═══ Given records ═══
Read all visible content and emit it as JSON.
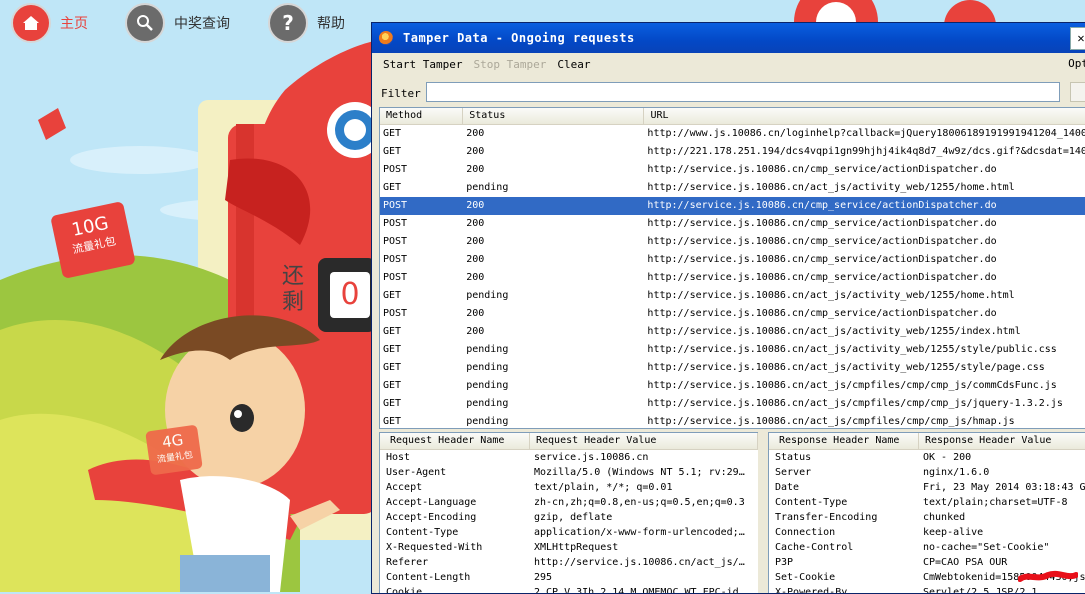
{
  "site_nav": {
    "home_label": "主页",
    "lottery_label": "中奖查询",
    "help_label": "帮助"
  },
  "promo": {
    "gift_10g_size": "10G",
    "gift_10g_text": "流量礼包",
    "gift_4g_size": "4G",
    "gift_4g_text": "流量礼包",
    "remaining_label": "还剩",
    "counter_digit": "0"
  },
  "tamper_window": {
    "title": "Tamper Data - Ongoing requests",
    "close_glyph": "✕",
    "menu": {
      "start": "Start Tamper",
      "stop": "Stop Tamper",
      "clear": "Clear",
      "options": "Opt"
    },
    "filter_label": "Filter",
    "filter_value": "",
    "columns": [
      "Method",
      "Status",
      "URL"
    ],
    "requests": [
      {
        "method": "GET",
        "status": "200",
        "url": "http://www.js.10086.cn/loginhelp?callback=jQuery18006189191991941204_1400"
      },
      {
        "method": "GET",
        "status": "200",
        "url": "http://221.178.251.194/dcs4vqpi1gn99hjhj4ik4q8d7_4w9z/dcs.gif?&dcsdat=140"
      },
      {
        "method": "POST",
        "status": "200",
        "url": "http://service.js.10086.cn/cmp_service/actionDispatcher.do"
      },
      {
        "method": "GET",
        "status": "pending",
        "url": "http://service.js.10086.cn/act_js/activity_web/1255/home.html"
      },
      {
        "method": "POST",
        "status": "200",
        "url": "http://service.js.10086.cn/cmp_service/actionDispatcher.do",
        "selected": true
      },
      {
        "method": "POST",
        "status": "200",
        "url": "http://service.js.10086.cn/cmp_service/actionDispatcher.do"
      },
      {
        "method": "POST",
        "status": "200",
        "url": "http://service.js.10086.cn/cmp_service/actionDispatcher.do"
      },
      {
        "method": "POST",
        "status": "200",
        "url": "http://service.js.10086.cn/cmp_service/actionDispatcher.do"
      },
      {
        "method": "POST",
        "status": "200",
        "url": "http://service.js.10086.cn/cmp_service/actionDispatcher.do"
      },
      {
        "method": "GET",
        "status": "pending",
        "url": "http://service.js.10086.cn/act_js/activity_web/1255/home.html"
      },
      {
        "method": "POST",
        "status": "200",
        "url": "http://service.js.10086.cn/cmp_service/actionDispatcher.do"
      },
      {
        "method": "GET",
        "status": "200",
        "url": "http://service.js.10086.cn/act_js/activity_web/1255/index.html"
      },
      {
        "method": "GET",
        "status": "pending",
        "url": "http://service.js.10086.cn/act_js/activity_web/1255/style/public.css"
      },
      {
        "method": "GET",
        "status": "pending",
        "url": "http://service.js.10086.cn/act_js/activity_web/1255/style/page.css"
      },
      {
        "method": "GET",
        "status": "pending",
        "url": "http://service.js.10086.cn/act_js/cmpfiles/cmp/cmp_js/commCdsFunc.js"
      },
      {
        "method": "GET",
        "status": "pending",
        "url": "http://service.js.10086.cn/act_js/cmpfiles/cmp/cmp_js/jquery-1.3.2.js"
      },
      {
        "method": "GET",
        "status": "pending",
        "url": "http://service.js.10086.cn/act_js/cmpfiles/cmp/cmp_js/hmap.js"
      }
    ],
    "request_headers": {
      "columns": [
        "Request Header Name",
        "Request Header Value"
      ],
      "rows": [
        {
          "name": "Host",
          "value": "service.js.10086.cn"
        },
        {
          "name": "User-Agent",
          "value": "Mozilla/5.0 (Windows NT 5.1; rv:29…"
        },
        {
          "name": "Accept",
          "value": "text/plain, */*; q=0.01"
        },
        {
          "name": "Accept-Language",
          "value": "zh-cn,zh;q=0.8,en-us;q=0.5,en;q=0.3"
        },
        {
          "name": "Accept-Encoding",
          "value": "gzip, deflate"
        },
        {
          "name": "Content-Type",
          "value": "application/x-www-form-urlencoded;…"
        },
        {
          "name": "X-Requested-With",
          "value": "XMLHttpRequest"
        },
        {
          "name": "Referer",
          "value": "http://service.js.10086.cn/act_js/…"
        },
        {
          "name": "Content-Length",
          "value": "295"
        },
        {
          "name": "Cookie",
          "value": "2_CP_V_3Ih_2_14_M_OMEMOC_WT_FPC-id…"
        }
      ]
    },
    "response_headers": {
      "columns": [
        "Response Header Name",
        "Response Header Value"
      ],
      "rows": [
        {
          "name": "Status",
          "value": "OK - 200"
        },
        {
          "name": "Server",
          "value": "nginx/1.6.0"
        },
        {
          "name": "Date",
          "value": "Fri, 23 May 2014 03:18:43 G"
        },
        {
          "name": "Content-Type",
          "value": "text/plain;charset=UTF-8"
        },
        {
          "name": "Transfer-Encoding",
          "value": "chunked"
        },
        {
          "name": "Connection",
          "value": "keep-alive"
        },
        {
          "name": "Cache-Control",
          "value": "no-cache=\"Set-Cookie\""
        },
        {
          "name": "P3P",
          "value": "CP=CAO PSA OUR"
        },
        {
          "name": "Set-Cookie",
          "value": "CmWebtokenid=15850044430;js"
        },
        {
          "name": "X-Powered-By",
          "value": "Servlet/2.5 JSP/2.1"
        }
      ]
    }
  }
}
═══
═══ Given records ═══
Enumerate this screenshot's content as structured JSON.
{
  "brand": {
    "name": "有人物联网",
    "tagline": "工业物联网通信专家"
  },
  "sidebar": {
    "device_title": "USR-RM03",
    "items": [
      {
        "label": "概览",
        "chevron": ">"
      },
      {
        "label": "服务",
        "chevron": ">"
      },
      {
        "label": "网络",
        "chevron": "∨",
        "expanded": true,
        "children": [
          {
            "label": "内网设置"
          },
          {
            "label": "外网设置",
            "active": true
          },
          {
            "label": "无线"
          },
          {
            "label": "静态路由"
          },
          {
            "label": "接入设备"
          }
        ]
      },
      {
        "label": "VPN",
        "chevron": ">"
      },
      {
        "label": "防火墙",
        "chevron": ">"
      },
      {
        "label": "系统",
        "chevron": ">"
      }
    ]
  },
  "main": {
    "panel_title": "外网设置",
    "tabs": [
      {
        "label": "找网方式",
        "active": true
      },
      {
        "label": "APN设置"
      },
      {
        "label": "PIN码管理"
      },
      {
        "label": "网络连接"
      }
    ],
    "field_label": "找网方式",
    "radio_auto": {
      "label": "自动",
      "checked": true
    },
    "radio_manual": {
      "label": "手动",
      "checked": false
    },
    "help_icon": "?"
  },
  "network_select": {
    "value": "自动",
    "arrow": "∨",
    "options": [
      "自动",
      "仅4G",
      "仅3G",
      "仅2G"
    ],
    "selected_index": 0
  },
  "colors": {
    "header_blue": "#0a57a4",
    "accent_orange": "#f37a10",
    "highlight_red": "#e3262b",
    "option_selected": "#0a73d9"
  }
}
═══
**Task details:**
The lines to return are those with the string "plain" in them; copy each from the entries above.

**Answer to this task:**
          "value": "text/plain, */*; q=0.01"
          "value": "text/plain;charset=UTF-8"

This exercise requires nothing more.